Late staining of the optic nerve head (Figure 3-10C) is typical for papilledema. Note the blockage of background choroidal fluorescence at the base of the nerve nasally and by subretinal blood temporally. There is acute hyperfluorescence of an area of CNV under the papillomacular bundle where the geographic configuration of the CNVM is of much brighter fluorescence than the adjacent optic nerve (arrow). Fluorescein extravasates briskly through the incompetent vascular walls of the CNVM but leaks through the dilated capillary network of the optic nerve much more slowly.
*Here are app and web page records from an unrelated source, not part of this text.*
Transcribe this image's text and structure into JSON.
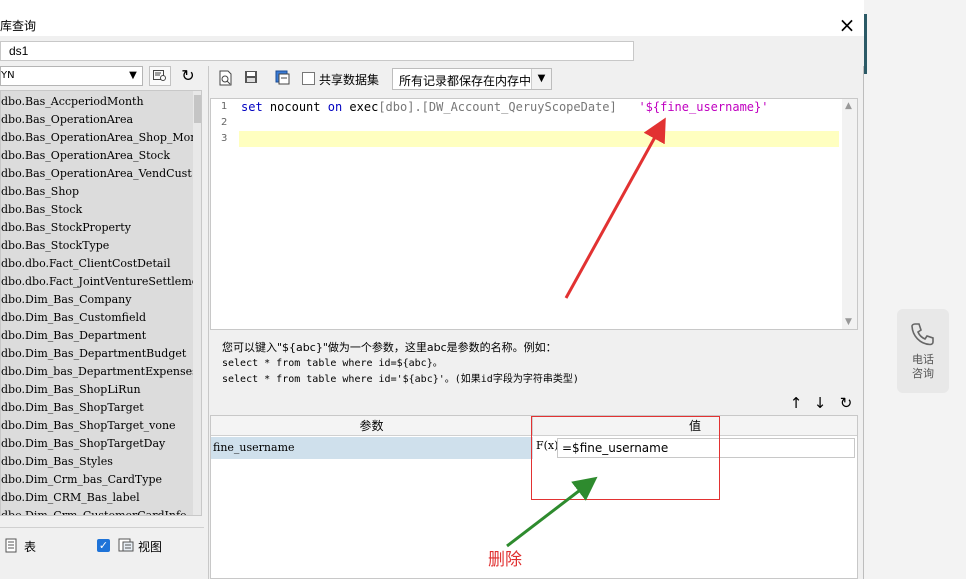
{
  "window": {
    "title": "库查询",
    "close": "×"
  },
  "dataset_name": "ds1",
  "left": {
    "db_select": "YN",
    "tables": [
      "dbo.Bas_AccperiodMonth",
      "dbo.Bas_OperationArea",
      "dbo.Bas_OperationArea_Shop_Month",
      "dbo.Bas_OperationArea_Stock",
      "dbo.Bas_OperationArea_VendCust",
      "dbo.Bas_Shop",
      "dbo.Bas_Stock",
      "dbo.Bas_StockProperty",
      "dbo.Bas_StockType",
      "dbo.dbo.Fact_ClientCostDetail",
      "dbo.dbo.Fact_JointVentureSettleme",
      "dbo.Dim_Bas_Company",
      "dbo.Dim_Bas_Customfield",
      "dbo.Dim_Bas_Department",
      "dbo.Dim_Bas_DepartmentBudget",
      "dbo.Dim_bas_DepartmentExpenses",
      "dbo.Dim_Bas_ShopLiRun",
      "dbo.Dim_Bas_ShopTarget",
      "dbo.Dim_Bas_ShopTarget_vone",
      "dbo.Dim_Bas_ShopTargetDay",
      "dbo.Dim_Bas_Styles",
      "dbo.Dim_Crm_bas_CardType",
      "dbo.Dim_CRM_Bas_label",
      "dbo.Dim_Crm_CustomerCardInfo"
    ],
    "table_label": "表",
    "view_label": "视图"
  },
  "toolbar": {
    "share_label": "共享数据集",
    "mode_select": "所有记录都保存在内存中"
  },
  "editor": {
    "line_numbers": [
      "1",
      "2",
      "3"
    ],
    "sql": {
      "kw_set": "set",
      "nocount": "nocount",
      "kw_on": "on",
      "exec": "exec",
      "proc": "[dbo].[DW_Account_QeruyScopeDate]",
      "param": "'${fine_username}'"
    }
  },
  "help": {
    "line1": "您可以键入\"${abc}\"做为一个参数，这里abc是参数的名称。例如：",
    "line2": "select * from table where id=${abc}。",
    "line3": "select * from table where id='${abc}'。(如果id字段为字符串类型)"
  },
  "params": {
    "col_param": "参数",
    "col_value": "值",
    "rows": [
      {
        "name": "fine_username",
        "formula": "F(x)",
        "value": "=$fine_username"
      }
    ]
  },
  "annotation": {
    "label": "删除"
  },
  "side_widget": {
    "line1": "电话",
    "line2": "咨询"
  },
  "colors": {
    "red": "#e23232",
    "green": "#2e8b2e",
    "selected_row": "#cfe0ec",
    "highlight": "#ffffc0"
  }
}
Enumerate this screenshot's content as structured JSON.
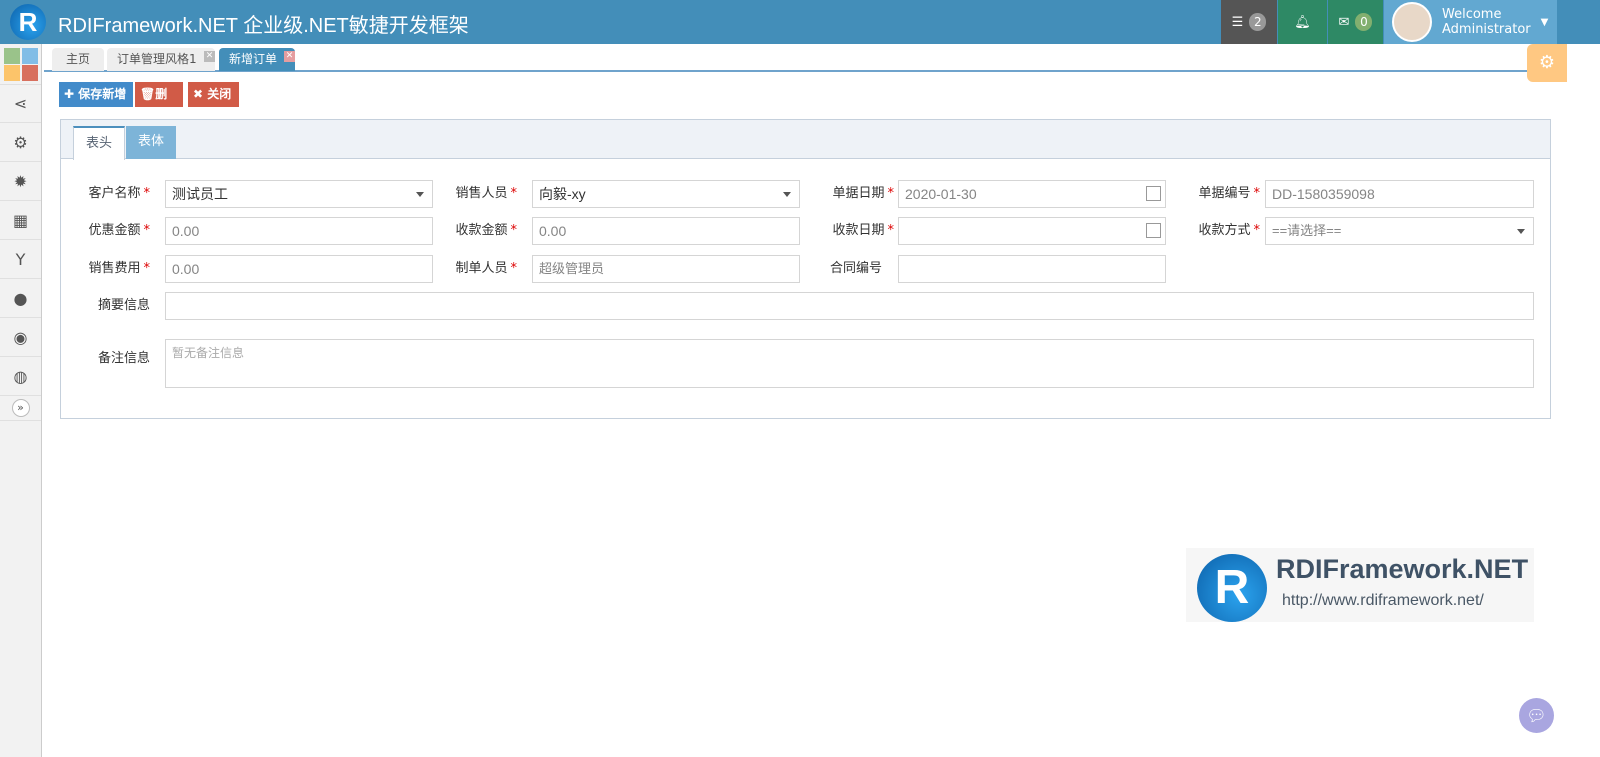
{
  "header": {
    "logo_letter": "R",
    "title": "RDIFramework.NET 企业级.NET敏捷开发框架",
    "tasks_count": "2",
    "messages_count": "0",
    "welcome": "Welcome",
    "user": "Administrator"
  },
  "tabs": [
    {
      "label": "主页"
    },
    {
      "label": "订单管理风格1"
    },
    {
      "label": "新增订单"
    }
  ],
  "toolbar": {
    "save": "保存新增",
    "delete": "删除",
    "close": "关闭"
  },
  "panel_tabs": [
    {
      "label": "表头"
    },
    {
      "label": "表体"
    }
  ],
  "form": {
    "customer": {
      "label": "客户名称",
      "value": "测试员工"
    },
    "salesperson": {
      "label": "销售人员",
      "value": "向毅-xy"
    },
    "doc_date": {
      "label": "单据日期",
      "value": "2020-01-30"
    },
    "doc_no": {
      "label": "单据编号",
      "value": "DD-1580359098"
    },
    "discount": {
      "label": "优惠金额",
      "value": "0.00"
    },
    "received": {
      "label": "收款金额",
      "value": "0.00"
    },
    "receive_date": {
      "label": "收款日期",
      "value": ""
    },
    "pay_method": {
      "label": "收款方式",
      "value": "==请选择=="
    },
    "sales_cost": {
      "label": "销售费用",
      "value": "0.00"
    },
    "creator": {
      "label": "制单人员",
      "value": "超级管理员"
    },
    "contract_no": {
      "label": "合同编号",
      "value": ""
    },
    "summary": {
      "label": "摘要信息",
      "value": ""
    },
    "remark": {
      "label": "备注信息",
      "placeholder": "暂无备注信息"
    }
  },
  "watermark": {
    "name": "RDIFramework.NET",
    "url": "http://www.rdiframework.net/"
  },
  "colors": {
    "header": "#438eb9",
    "danger": "#d15b47",
    "primary": "#428bca"
  }
}
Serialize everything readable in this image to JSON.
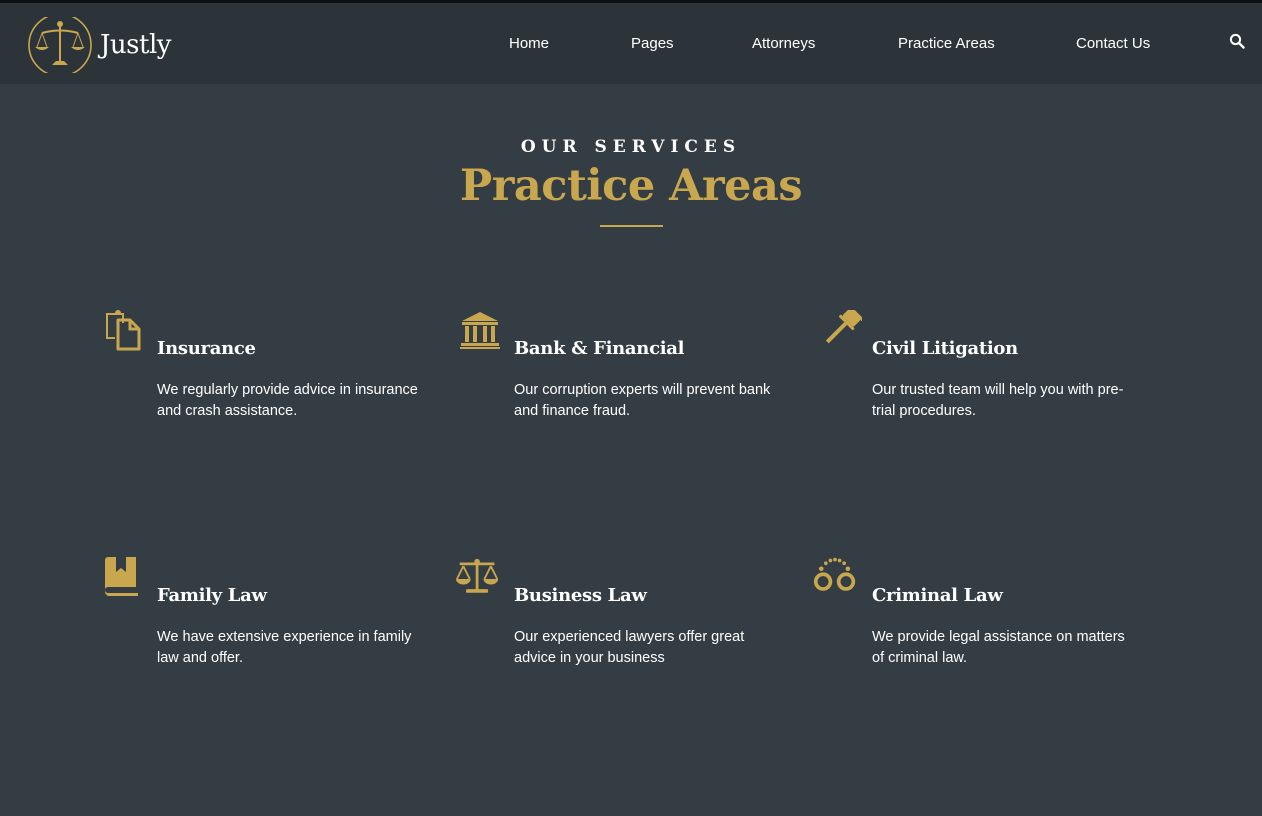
{
  "brand": {
    "name": "Justly",
    "logo_icon": "scales-of-justice-icon"
  },
  "nav": {
    "items": [
      {
        "label": "Home"
      },
      {
        "label": "Pages"
      },
      {
        "label": "Attorneys"
      },
      {
        "label": "Practice Areas"
      },
      {
        "label": "Contact Us"
      }
    ],
    "search_icon": "search-icon"
  },
  "section": {
    "eyebrow": "OUR SERVICES",
    "title": "Practice Areas"
  },
  "practice_areas": [
    {
      "icon": "clipboard-copy-icon",
      "title": "Insurance",
      "text": "We regularly provide advice in insurance and crash assistance."
    },
    {
      "icon": "bank-building-icon",
      "title": "Bank & Financial",
      "text": "Our corruption experts will prevent bank and finance fraud."
    },
    {
      "icon": "gavel-icon",
      "title": "Civil Litigation",
      "text": "Our trusted team will help you with pre-trial procedures."
    },
    {
      "icon": "law-book-icon",
      "title": "Family Law",
      "text": "We have extensive experience in family law and offer."
    },
    {
      "icon": "balance-scale-icon",
      "title": "Business Law",
      "text": "Our experienced lawyers offer great advice in your business"
    },
    {
      "icon": "handcuffs-icon",
      "title": "Criminal Law",
      "text": "We provide legal assistance on matters of criminal law."
    }
  ],
  "colors": {
    "background": "#343d44",
    "header": "#2c343a",
    "accent": "#c9a74e",
    "text": "#ffffff"
  }
}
The late recirculation phase of the fluorescein angiogram (Figure 3-10D) demonstrates a prominent elevation of the sensory retina over the papillomacular bundle due to fluid leakage from the CNVM. Note the late, diffuse staining of the optic nerve head with fluorescein dye. Stereo photography contrasts the elevated nature of the nerve head and the rather flattened appearance of the adjacent CNVM that lies in the plane of the RPE—Bruch's membrane complex. This CNVM is at risk of entering the FAZ. At this point, it has encroached on the nasal margin of the FAZ. Diffuse laser photocoagulation overlying this CNVM and extending over its borders for approximately one-half spot size (approximately 100-200 mm) may be indicated. The postphotocoagulation scotoma may not be as significant as predicted, because sensory elevation of the retina anterior to the zone of choroidal photocoagulation may protect the retinal photoreceptors from the secondary damaging effects of laser, particularly if a photocoagulation wavelength in the red spectrum is used.
FIGURE 3 - 10